Personal loans may be secured or unsecured. Offering collateral could increase your chances of approval or help you qualify for a lower rate.
Some common forms of collateral you might borrow against are:
- Certificate of Deposit account
- 401(k) account
- Vehicle title Stocks and bonds
- Jewelry, antiques, or artwork
Approval and loan requirements
Some of the approval and loan requirements are the same for personal and home equity loans. These include:
- Meet the lender’s credit requirements Some lenders require a higher credit score than others. Search for loans online and find a few that offer online prequalification without hurting your credit score (once you officially apply, your score could drop by a few points). Enter your basic information to find out which lenders have loans that might work for you.
- Ability to repay. This will usually be based on some version of debt-to-income (DTI) ratio. The DTI ratio compares your required debt payments to your income. If your debt payments are about a third or less of your income, you would be considered a very strong candidate for a loan. A smaller loan is going to be easier to qualify for because the income requirements are lower.
Time to fund a loan
While funding may be a matter of days for a personal loan, it’s more likely to be several weeks for a home equity loan.
Some lenders, as noted, offer funding of personal loans within hours or days. This may not always apply, but if you are well-qualified, your application is straightforward, and you are borrowing a modest amount, the turnaround time can be very quick.
Getting money from a home equity loan is more complicated. Because equity in a property is being used to secure the loan, there are additional steps, such as an appraisal and title search.
Those added factors in a home equity loan application can also add to the fees involved in getting one. As a result, a personal loan may be more cost-effective for smaller amounts.
Why choose a home equity loan over a personal loan?
The three biggest advantages of a home equity loan over a personal loan are:
- Lower interest rates
- Larger amounts
- Longer time to repay
Why choose a personal loan over a home equity loan?
Here are the three biggest advantages of a personal loan over a home equity loan:
- Homeownership not required
- Not all personal loans require collateral
- Approval and funding can be same day
When to consider other types of financing

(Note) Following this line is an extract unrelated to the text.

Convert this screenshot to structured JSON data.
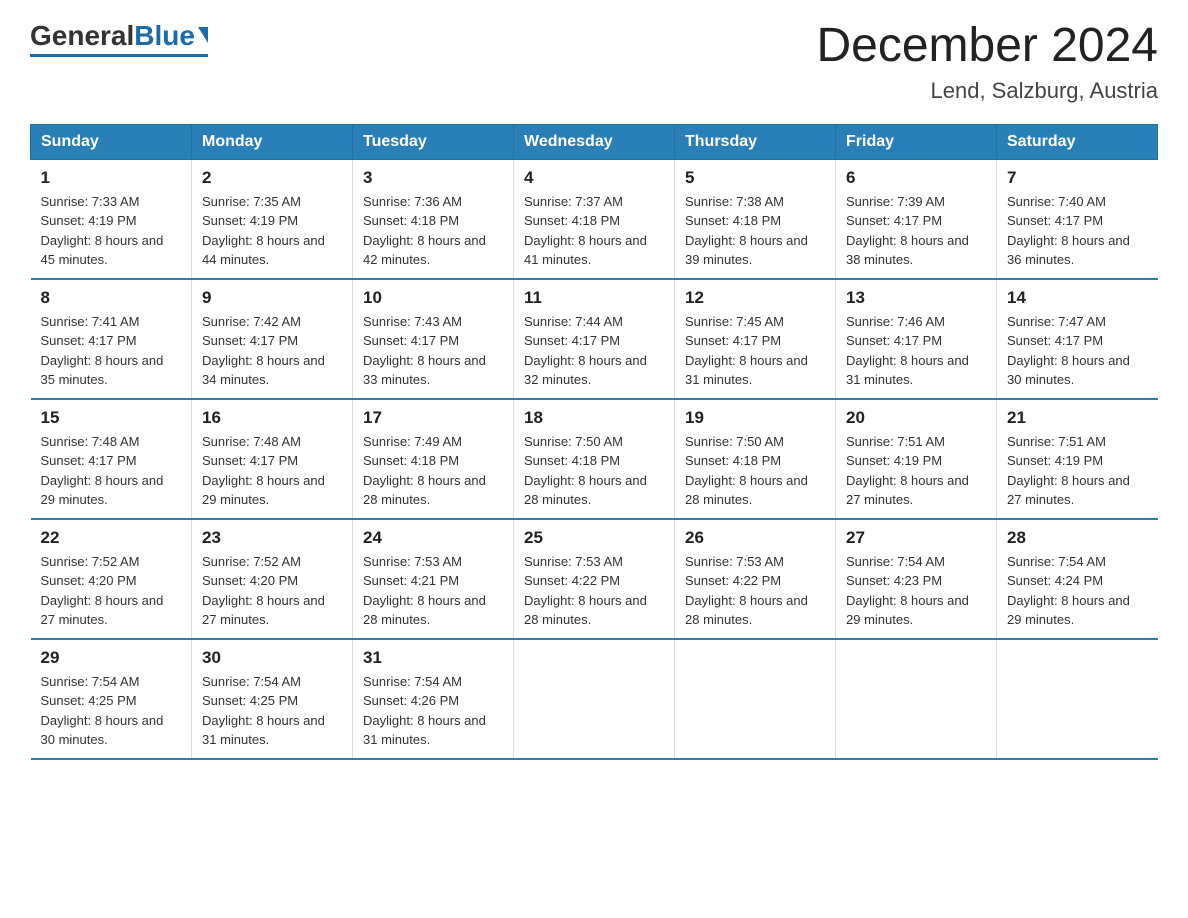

Depending on what you’re trying to accomplish, you may have even more possible solutions to consider:
- HELOC. A home equity line of credit uses equity in your home as collateral, but instead of borrowing one lump sum, you can tap into a line of credit as you need to over a period of time. It might be a good solution if you aren’t sure exactly how much you’ll need, such as for a remodel.
- Credit card. A credit card is generally a better tool than a loan if you anticipate being able to pay off the balance quickly. A zero-percent balance transfer card can be a good tool if you are trying to consolidate and pay off debt.
Debt consolidation alternatives. If you need help handling existing debts, a debt management plan or debt settlement may be other options to consider. These are not loans, but they are ways of making your financial obligations more manageable.